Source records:
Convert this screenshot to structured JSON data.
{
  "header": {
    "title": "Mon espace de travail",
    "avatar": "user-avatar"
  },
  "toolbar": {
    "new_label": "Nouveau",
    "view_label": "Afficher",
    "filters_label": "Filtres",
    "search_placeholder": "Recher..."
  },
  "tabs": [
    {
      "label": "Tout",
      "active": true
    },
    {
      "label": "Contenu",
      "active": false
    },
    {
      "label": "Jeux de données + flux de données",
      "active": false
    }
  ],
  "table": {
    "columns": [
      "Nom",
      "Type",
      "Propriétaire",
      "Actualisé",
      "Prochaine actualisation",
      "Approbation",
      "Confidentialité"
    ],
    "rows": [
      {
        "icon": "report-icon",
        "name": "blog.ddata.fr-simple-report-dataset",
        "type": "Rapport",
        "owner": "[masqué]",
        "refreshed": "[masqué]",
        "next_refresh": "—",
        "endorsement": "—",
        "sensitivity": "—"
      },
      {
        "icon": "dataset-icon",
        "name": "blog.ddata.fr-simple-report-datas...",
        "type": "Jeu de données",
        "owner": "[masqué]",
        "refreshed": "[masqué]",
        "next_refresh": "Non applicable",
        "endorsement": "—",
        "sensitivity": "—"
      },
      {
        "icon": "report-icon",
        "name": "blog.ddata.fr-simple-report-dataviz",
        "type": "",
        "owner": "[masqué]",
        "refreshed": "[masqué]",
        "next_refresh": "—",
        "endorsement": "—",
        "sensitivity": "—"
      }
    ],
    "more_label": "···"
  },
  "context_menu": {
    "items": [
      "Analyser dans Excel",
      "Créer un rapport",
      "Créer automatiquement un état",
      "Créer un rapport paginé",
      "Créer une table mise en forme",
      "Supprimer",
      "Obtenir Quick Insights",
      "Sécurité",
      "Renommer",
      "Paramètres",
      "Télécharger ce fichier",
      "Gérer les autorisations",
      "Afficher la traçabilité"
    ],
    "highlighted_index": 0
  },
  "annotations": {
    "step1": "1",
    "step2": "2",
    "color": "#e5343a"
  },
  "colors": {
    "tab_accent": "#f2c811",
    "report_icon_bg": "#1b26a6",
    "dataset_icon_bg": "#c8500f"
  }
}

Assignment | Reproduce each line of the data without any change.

Response to this task |
Convert this screenshot to structured JSON data.
{
  "header": {
    "title": "Mon espace de travail",
    "avatar": "user-avatar"
  },
  "toolbar": {
    "new_label": "Nouveau",
    "view_label": "Afficher",
    "filters_label": "Filtres",
    "search_placeholder": "Recher..."
  },
  "tabs": [
    {
      "label": "Tout",
      "active": true
    },
    {
      "label": "Contenu",
      "active": false
    },
    {
      "label": "Jeux de données + flux de données",
      "active": false
    }
  ],
  "table": {
    "columns": [
      "Nom",
      "Type",
      "Propriétaire",
      "Actualisé",
      "Prochaine actualisation",
      "Approbation",
      "Confidentialité"
    ],
    "rows": [
      {
        "icon": "report-icon",
        "name": "blog.ddata.fr-simple-report-dataset",
        "type": "Rapport",
        "owner": "[masqué]",
        "refreshed": "[masqué]",
        "next_refresh": "—",
        "endorsement": "—",
        "sensitivity": "—"
      },
      {
        "icon": "dataset-icon",
        "name": "blog.ddata.fr-simple-report-datas...",
        "type": "Jeu de données",
        "owner": "[masqué]",
        "refreshed": "[masqué]",
        "next_refresh": "Non applicable",
        "endorsement": "—",
        "sensitivity": "—"
      },
      {
        "icon": "report-icon",
        "name": "blog.ddata.fr-simple-report-dataviz",
        "type": "",
        "owner": "[masqué]",
        "refreshed": "[masqué]",
        "next_refresh": "—",
        "endorsement": "—",
        "sensitivity": "—"
      }
    ],
    "more_label": "···"
  },
  "context_menu": {
    "items": [
      "Analyser dans Excel",
      "Créer un rapport",
      "Créer automatiquement un état",
      "Créer un rapport paginé",
      "Créer une table mise en forme",
      "Supprimer",
      "Obtenir Quick Insights",
      "Sécurité",
      "Renommer",
      "Paramètres",
      "Télécharger ce fichier",
      "Gérer les autorisations",
      "Afficher la traçabilité"
    ],
    "highlighted_index": 0
  },
  "annotations": {
    "step1": "1",
    "step2": "2",
    "color": "#e5343a"
  },
  "colors": {
    "tab_accent": "#f2c811",
    "report_icon_bg": "#1b26a6",
    "dataset_icon_bg": "#c8500f"
  }
}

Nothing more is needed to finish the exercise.